Crude oil   2 426 kb/d
Condensate    97 kb/d
NGL's          285 kb/d
TOTAL     2 808 kb/d

Actual year to date production as of August 2006;

Crude oil   2 353 kb/d
Condensate  172 kb/d
NGL's          287 kb/d
TOTAL     2 812 kb/d

Which so far for 2006 is spot on.

The discrepancy in crude oil and condensates may be explained that production on Kristin initially was believed to be classified as crude oil and is presently reported as condensate with 46 kb/d (YTD).

It is the NPD forecast for the years 2007 - 2010 that remains to be seen will be met, given present declines in crude oil production.


NGM2 - its intersting to note that both DTI and NPD have ensured accurate front year forecasts.  So both are spot on for 2006.  It is what happens thereafter that is important and I will revisit this issue in 6 to 12 months time.

I have a vain fantasy that they may take heed of what is said here.  As always though, I am prepared to be wrong and admit it if I am wrong - because what we are looking at are two different interpretations of one set of data and circumsatnces.

Some news on Solar Cells:

Oil and fossil interests will stop it unless government policy taxes fossil sourced energy - necessary for environmental, depletion and security reasons.

Crywolf & Chris, I see where you're coming from ref the economic transition issues.

To be brutally honest, I don't see any other course of action actually happening in the real world other than fuel shortages forcing massive efficiency improvements.

I guess I subscribe to the "over a cliff" consumption pattern where business as usual continues (as its impossible to force an alternative in the political climate) right up until shortages kick in.

I'm not too bothered about shortages, as it will hurt others far more than myself.  Those with the least efficient vehicle will be forced to travel the least, as I would believe there would be a strong chance of rationing in the event of true long term shortages.   By already having one of the most efficient cars money can buy, I'd be able to get the most out of a gallon of fuel.  The rest of the time I can cycle.
Obviously road transport and agriculture would get first refusal on limited fuel supplies.

Of course it would be nice if the UK could plan ahead, but frankly, look at our track record on this kind of stuff.

Most railway lines closed in the 1960's
Most city centre electrified trams/busses removed circa 50s - 60s
Rail network privatised in the 80s/90s
near collapse of rail network subsequent bailout by govnmt.
Privatisation of electrical supplies leading to the collapse of the economic business case of the nuclear industry leading to govnmt bailout

etc etc.

So, shortages a'la 1970's here we come.


Curious you should mention the 70s - here's what I see happening to the UK oil trade balance.

One question is where we will import our oil from?  Azerbaijan seems a likely candidate - but we may need to send troops to secure supplies?

I really liked this article.

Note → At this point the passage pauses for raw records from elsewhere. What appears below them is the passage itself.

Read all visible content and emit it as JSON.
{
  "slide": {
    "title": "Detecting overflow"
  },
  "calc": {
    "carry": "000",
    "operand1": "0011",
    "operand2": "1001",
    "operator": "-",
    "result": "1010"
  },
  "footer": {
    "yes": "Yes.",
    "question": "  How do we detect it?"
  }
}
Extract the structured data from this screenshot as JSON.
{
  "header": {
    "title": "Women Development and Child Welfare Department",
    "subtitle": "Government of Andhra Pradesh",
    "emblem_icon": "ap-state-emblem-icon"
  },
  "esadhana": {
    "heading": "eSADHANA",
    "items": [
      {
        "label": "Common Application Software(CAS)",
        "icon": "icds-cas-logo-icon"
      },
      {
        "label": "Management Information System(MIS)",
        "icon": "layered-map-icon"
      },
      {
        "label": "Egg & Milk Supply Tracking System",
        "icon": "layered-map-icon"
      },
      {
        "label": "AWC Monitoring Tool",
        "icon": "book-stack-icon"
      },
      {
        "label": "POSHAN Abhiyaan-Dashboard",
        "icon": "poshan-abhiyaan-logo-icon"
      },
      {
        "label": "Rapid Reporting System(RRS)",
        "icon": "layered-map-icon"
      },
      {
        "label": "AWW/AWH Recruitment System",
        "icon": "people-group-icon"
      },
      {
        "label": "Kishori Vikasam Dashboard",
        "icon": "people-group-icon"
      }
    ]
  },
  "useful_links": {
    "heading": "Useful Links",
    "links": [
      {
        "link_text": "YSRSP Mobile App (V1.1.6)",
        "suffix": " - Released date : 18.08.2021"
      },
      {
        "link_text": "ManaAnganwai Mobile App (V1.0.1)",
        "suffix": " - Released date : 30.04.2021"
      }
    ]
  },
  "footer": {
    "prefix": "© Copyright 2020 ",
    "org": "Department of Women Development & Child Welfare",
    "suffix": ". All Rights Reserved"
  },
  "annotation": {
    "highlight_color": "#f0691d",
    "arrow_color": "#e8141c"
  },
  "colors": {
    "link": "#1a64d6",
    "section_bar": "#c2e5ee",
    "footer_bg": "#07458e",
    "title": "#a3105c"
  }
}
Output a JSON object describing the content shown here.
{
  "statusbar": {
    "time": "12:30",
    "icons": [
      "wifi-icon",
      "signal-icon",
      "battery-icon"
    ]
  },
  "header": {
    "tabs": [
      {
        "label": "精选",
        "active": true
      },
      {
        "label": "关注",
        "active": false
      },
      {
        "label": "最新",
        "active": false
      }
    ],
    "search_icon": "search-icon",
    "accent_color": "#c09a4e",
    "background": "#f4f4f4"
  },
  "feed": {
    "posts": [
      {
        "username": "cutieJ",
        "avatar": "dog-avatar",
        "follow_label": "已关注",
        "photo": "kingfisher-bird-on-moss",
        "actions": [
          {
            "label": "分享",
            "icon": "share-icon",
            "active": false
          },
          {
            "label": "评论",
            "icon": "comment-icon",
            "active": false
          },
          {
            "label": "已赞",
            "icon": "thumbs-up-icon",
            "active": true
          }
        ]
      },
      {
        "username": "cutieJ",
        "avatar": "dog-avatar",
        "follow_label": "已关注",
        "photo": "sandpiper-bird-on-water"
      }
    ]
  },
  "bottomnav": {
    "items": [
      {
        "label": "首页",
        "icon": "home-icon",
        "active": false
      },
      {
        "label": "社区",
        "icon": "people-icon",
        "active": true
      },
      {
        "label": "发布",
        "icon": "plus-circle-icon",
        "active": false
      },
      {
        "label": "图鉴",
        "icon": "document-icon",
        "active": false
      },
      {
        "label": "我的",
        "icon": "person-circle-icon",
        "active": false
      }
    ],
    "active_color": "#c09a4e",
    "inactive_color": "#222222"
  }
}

I have sent a brief letter to the Financial Times based on it and what it had to say about Buzzard. I usually get one in four of my submitted letters published there so keep your fingers crossed.
Here are a couple of letters that they did publish By 2025, aircraft will be flying on empty and A move back to coal will unwind our productivity gains
Thanks Alfred - hope you get published - it would be nice if they published a link to this post!
Chris - on the spot
"The problem isn't that a successful economy can't run on imported energy it's that a successful economy can't manage the transition from exporting ~30% of indigenous energy to importing ~80% energy over a period of ~20 years. The absolute positions aren't so much the problem as the dislocation caused by the rapid transition."

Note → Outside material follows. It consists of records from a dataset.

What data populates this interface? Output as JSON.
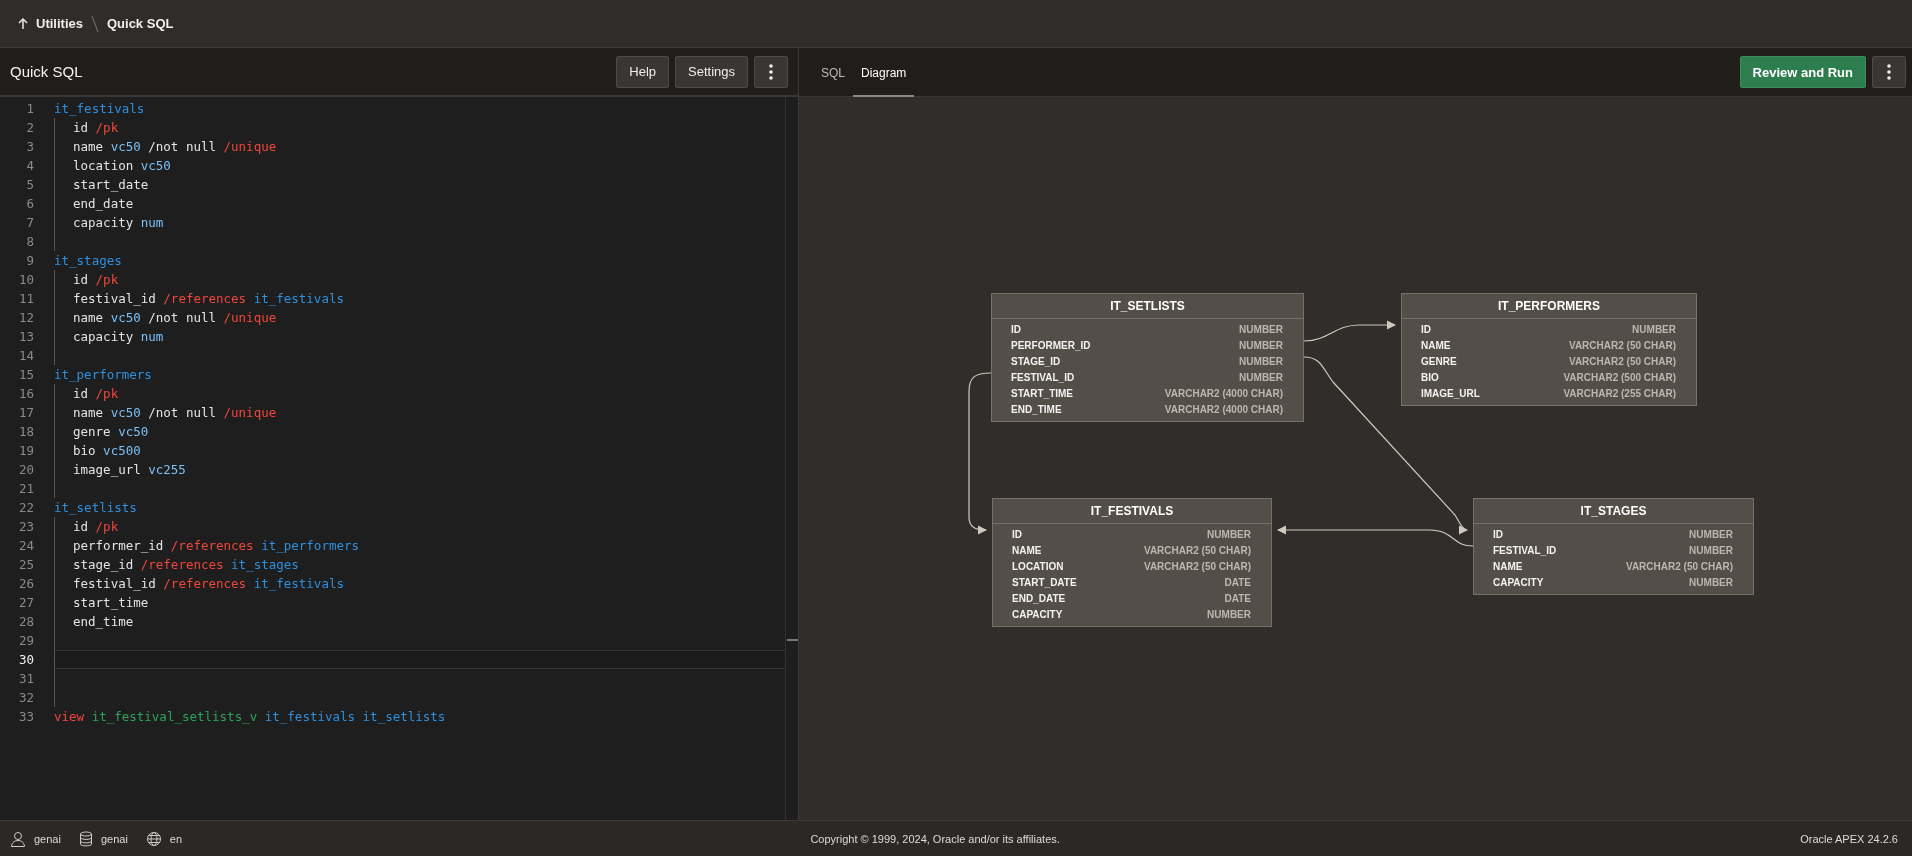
{
  "breadcrumb": [
    {
      "label": "Utilities"
    },
    {
      "label": "Quick SQL"
    }
  ],
  "editor": {
    "title": "Quick SQL",
    "buttons": [
      "Help",
      "Settings"
    ],
    "lines": [
      {
        "number": "1",
        "indented": false,
        "current": false,
        "tokens": [
          {
            "text": "it_festivals",
            "kind": "table"
          }
        ]
      },
      {
        "number": "2",
        "indented": true,
        "current": false,
        "tokens": [
          {
            "text": "id",
            "kind": "plain"
          },
          {
            "text": "/pk",
            "kind": "directive"
          }
        ]
      },
      {
        "number": "3",
        "indented": true,
        "current": false,
        "tokens": [
          {
            "text": "name",
            "kind": "plain"
          },
          {
            "text": "vc50",
            "kind": "datatype"
          },
          {
            "text": "/not null",
            "kind": "plain"
          },
          {
            "text": "/unique",
            "kind": "directive"
          }
        ]
      },
      {
        "number": "4",
        "indented": true,
        "current": false,
        "tokens": [
          {
            "text": "location",
            "kind": "plain"
          },
          {
            "text": "vc50",
            "kind": "datatype"
          }
        ]
      },
      {
        "number": "5",
        "indented": true,
        "current": false,
        "tokens": [
          {
            "text": "start_date",
            "kind": "plain"
          }
        ]
      },
      {
        "number": "6",
        "indented": true,
        "current": false,
        "tokens": [
          {
            "text": "end_date",
            "kind": "plain"
          }
        ]
      },
      {
        "number": "7",
        "indented": true,
        "current": false,
        "tokens": [
          {
            "text": "capacity",
            "kind": "plain"
          },
          {
            "text": "num",
            "kind": "datatype"
          }
        ]
      },
      {
        "number": "8",
        "indented": true,
        "current": false
      },
      {
        "number": "9",
        "indented": false,
        "current": false,
        "tokens": [
          {
            "text": "it_stages",
            "kind": "table"
          }
        ]
      },
      {
        "number": "10",
        "indented": true,
        "current": false,
        "tokens": [
          {
            "text": "id",
            "kind": "plain"
          },
          {
            "text": "/pk",
            "kind": "directive"
          }
        ]
      },
      {
        "number": "11",
        "indented": true,
        "current": false,
        "tokens": [
          {
            "text": "festival_id",
            "kind": "plain"
          },
          {
            "text": "/references",
            "kind": "directive"
          },
          {
            "text": "it_festivals",
            "kind": "table"
          }
        ]
      },
      {
        "number": "12",
        "indented": true,
        "current": false,
        "tokens": [
          {
            "text": "name",
            "kind": "plain"
          },
          {
            "text": "vc50",
            "kind": "datatype"
          },
          {
            "text": "/not null",
            "kind": "plain"
          },
          {
            "text": "/unique",
            "kind": "directive"
          }
        ]
      },
      {
        "number": "13",
        "indented": true,
        "current": false,
        "tokens": [
          {
            "text": "capacity",
            "kind": "plain"
          },
          {
            "text": "num",
            "kind": "datatype"
          }
        ]
      },
      {
        "number": "14",
        "indented": true,
        "current": false
      },
      {
        "number": "15",
        "indented": false,
        "current": false,
        "tokens": [
          {
            "text": "it_performers",
            "kind": "table"
          }
        ]
      },
      {
        "number": "16",
        "indented": true,
        "current": false,
        "tokens": [
          {
            "text": "id",
            "kind": "plain"
          },
          {
            "text": "/pk",
            "kind": "directive"
          }
        ]
      },
      {
        "number": "17",
        "indented": true,
        "current": false,
        "tokens": [
          {
            "text": "name",
            "kind": "plain"
          },
          {
            "text": "vc50",
            "kind": "datatype"
          },
          {
            "text": "/not null",
            "kind": "plain"
          },
          {
            "text": "/unique",
            "kind": "directive"
          }
        ]
      },
      {
        "number": "18",
        "indented": true,
        "current": false,
        "tokens": [
          {
            "text": "genre",
            "kind": "plain"
          },
          {
            "text": "vc50",
            "kind": "datatype"
          }
        ]
      },
      {
        "number": "19",
        "indented": true,
        "current": false,
        "tokens": [
          {
            "text": "bio",
            "kind": "plain"
          },
          {
            "text": "vc500",
            "kind": "datatype"
          }
        ]
      },
      {
        "number": "20",
        "indented": true,
        "current": false,
        "tokens": [
          {
            "text": "image_url",
            "kind": "plain"
          },
          {
            "text": "vc255",
            "kind": "datatype"
          }
        ]
      },
      {
        "number": "21",
        "indented": true,
        "current": false
      },
      {
        "number": "22",
        "indented": false,
        "current": false,
        "tokens": [
          {
            "text": "it_setlists",
            "kind": "table"
          }
        ]
      },
      {
        "number": "23",
        "indented": true,
        "current": false,
        "tokens": [
          {
            "text": "id",
            "kind": "plain"
          },
          {
            "text": "/pk",
            "kind": "directive"
          }
        ]
      },
      {
        "number": "24",
        "indented": true,
        "current": false,
        "tokens": [
          {
            "text": "performer_id",
            "kind": "plain"
          },
          {
            "text": "/references",
            "kind": "directive"
          },
          {
            "text": "it_performers",
            "kind": "table"
          }
        ]
      },
      {
        "number": "25",
        "indented": true,
        "current": false,
        "tokens": [
          {
            "text": "stage_id",
            "kind": "plain"
          },
          {
            "text": "/references",
            "kind": "directive"
          },
          {
            "text": "it_stages",
            "kind": "table"
          }
        ]
      },
      {
        "number": "26",
        "indented": true,
        "current": false,
        "tokens": [
          {
            "text": "festival_id",
            "kind": "plain"
          },
          {
            "text": "/references",
            "kind": "directive"
          },
          {
            "text": "it_festivals",
            "kind": "table"
          }
        ]
      },
      {
        "number": "27",
        "indented": true,
        "current": false,
        "tokens": [
          {
            "text": "start_time",
            "kind": "plain"
          }
        ]
      },
      {
        "number": "28",
        "indented": true,
        "current": false,
        "tokens": [
          {
            "text": "end_time",
            "kind": "plain"
          }
        ]
      },
      {
        "number": "29",
        "indented": true,
        "current": false
      },
      {
        "number": "30",
        "indented": true,
        "current": true
      },
      {
        "number": "31",
        "indented": true,
        "current": false
      },
      {
        "number": "32",
        "indented": true,
        "current": false
      },
      {
        "number": "33",
        "indented": false,
        "current": false,
        "tokens": [
          {
            "text": "view",
            "kind": "directive"
          },
          {
            "text": "it_festival_setlists_v",
            "kind": "view"
          },
          {
            "text": "it_festivals",
            "kind": "table"
          },
          {
            "text": "it_setlists",
            "kind": "table"
          }
        ]
      }
    ]
  },
  "tabs": [
    {
      "label": "SQL",
      "selected": false
    },
    {
      "label": "Diagram",
      "selected": true
    }
  ],
  "primary_button": "Review and Run",
  "diagram": {
    "tables": [
      {
        "name": "IT_SETLISTS",
        "columns": [
          {
            "name": "ID",
            "type": "NUMBER"
          },
          {
            "name": "PERFORMER_ID",
            "type": "NUMBER"
          },
          {
            "name": "STAGE_ID",
            "type": "NUMBER"
          },
          {
            "name": "FESTIVAL_ID",
            "type": "NUMBER"
          },
          {
            "name": "START_TIME",
            "type": "VARCHAR2 (4000 CHAR)"
          },
          {
            "name": "END_TIME",
            "type": "VARCHAR2 (4000 CHAR)"
          }
        ]
      },
      {
        "name": "IT_PERFORMERS",
        "columns": [
          {
            "name": "ID",
            "type": "NUMBER"
          },
          {
            "name": "NAME",
            "type": "VARCHAR2 (50 CHAR)"
          },
          {
            "name": "GENRE",
            "type": "VARCHAR2 (50 CHAR)"
          },
          {
            "name": "BIO",
            "type": "VARCHAR2 (500 CHAR)"
          },
          {
            "name": "IMAGE_URL",
            "type": "VARCHAR2 (255 CHAR)"
          }
        ]
      },
      {
        "name": "IT_FESTIVALS",
        "columns": [
          {
            "name": "ID",
            "type": "NUMBER"
          },
          {
            "name": "NAME",
            "type": "VARCHAR2 (50 CHAR)"
          },
          {
            "name": "LOCATION",
            "type": "VARCHAR2 (50 CHAR)"
          },
          {
            "name": "START_DATE",
            "type": "DATE"
          },
          {
            "name": "END_DATE",
            "type": "DATE"
          },
          {
            "name": "CAPACITY",
            "type": "NUMBER"
          }
        ]
      },
      {
        "name": "IT_STAGES",
        "columns": [
          {
            "name": "ID",
            "type": "NUMBER"
          },
          {
            "name": "FESTIVAL_ID",
            "type": "NUMBER"
          },
          {
            "name": "NAME",
            "type": "VARCHAR2 (50 CHAR)"
          },
          {
            "name": "CAPACITY",
            "type": "NUMBER"
          }
        ]
      }
    ]
  },
  "footer": {
    "user": "genai",
    "schema": "genai",
    "language": "en",
    "copyright": "Copyright © 1999, 2024, Oracle and/or its affiliates.",
    "version": "Oracle APEX 24.2.6"
  }
}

Optimism rules UK.

I don't go with this idea that extraction rates will improve in the North Sea as in the Gulf (As a result of Selim Zilkhas reworking of data with improved computerised data analysis techniques - he bought the data cheap and sold out for US$1 Bn to El Paso)

The DTI are , as ever whistling in the dark.... principally to keep their jobs and please their political masters. Nobody wants to be the messenger that gets shot.